*** Begin section ***

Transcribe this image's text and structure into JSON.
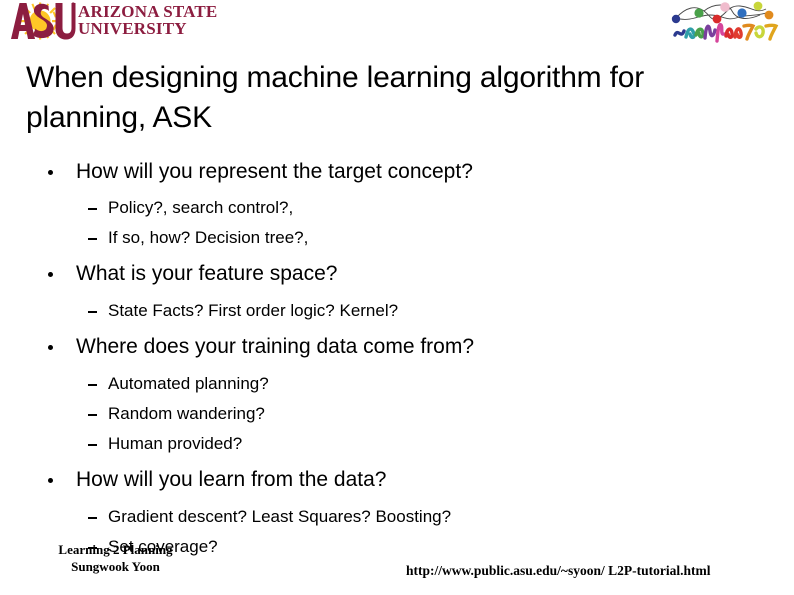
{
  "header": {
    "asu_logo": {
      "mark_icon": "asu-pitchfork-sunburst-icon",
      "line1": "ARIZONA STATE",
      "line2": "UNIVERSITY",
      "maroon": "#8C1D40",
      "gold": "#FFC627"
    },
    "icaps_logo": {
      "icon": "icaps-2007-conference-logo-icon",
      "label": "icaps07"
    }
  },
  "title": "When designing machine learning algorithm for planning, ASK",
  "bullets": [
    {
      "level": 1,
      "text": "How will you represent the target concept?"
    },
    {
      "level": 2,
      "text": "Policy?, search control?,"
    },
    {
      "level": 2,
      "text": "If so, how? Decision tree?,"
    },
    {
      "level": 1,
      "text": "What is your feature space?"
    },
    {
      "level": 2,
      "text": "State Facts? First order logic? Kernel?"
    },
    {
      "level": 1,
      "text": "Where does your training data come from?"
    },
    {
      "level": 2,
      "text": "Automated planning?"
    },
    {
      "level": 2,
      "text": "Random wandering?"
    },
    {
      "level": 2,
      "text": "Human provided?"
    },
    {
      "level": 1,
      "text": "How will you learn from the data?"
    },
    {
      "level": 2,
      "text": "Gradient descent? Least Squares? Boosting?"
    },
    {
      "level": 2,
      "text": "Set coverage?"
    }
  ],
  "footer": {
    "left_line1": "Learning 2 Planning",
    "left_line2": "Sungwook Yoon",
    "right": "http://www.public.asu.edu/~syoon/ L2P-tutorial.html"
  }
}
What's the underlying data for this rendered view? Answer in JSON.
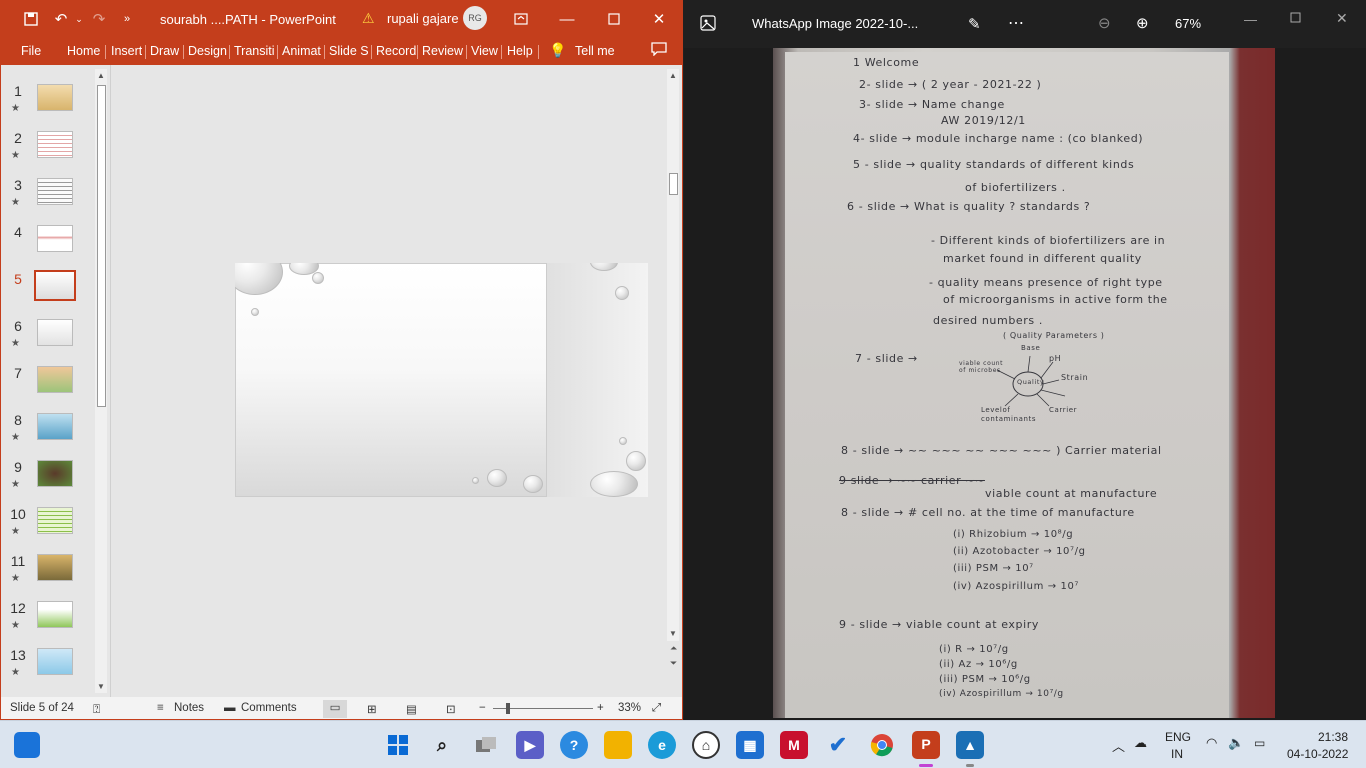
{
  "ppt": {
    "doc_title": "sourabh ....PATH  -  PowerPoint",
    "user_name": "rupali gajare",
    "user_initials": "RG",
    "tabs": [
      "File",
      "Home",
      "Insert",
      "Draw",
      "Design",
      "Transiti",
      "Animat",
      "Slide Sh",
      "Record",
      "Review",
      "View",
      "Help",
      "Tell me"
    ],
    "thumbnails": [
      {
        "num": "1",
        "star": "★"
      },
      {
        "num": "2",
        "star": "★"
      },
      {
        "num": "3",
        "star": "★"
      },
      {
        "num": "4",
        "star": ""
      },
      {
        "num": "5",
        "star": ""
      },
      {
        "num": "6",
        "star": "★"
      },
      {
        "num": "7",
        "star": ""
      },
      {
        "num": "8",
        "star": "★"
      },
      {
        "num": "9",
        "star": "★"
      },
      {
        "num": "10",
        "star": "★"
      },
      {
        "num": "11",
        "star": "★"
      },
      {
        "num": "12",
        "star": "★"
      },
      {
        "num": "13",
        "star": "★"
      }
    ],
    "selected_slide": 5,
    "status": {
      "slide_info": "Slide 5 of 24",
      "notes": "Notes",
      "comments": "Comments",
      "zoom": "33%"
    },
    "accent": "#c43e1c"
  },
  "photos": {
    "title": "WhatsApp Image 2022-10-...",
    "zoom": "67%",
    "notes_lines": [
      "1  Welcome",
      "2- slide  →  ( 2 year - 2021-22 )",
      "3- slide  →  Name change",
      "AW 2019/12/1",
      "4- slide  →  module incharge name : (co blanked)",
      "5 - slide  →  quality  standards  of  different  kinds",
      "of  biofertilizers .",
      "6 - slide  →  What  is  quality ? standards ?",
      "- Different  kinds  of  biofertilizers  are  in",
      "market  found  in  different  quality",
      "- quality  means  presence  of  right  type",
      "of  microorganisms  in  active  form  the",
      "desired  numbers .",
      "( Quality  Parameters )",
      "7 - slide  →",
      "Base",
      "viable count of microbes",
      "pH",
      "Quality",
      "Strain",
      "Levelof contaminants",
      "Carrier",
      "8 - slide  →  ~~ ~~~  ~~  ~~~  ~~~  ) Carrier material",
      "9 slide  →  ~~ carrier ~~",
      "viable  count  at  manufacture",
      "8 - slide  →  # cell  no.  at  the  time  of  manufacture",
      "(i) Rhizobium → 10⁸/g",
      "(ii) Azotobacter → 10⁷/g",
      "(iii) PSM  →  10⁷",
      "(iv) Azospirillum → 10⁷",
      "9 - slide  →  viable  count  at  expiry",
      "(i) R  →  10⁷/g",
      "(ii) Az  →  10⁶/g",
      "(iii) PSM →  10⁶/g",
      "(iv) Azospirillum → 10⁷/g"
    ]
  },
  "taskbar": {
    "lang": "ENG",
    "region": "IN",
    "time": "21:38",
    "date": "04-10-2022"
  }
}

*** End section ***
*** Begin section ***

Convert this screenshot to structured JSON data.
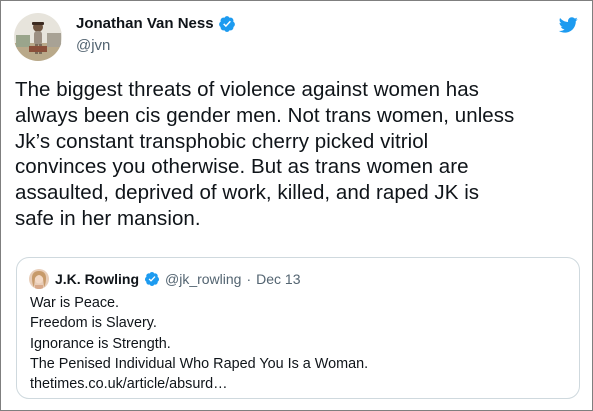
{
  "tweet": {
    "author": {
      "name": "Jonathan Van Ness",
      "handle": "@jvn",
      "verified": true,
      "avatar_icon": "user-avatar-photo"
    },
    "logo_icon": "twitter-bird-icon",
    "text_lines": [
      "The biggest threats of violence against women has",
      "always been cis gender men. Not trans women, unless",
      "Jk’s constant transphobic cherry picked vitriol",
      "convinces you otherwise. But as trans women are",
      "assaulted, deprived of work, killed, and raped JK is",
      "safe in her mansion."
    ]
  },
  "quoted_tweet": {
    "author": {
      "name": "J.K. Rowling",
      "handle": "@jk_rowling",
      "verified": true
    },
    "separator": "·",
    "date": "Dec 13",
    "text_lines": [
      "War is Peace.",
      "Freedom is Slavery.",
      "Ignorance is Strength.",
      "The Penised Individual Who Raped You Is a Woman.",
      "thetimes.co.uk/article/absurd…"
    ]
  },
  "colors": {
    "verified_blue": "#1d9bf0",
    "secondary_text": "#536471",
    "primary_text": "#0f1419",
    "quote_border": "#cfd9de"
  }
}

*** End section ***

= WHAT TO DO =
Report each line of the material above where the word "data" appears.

= RESPONSE BELOW =
      "text": "Where does your training data come from?"
      "text": "How will you learn from the data?"
What's the underlying data for this rendered view? Answer in JSON.
Convert this screenshot to structured JSON data.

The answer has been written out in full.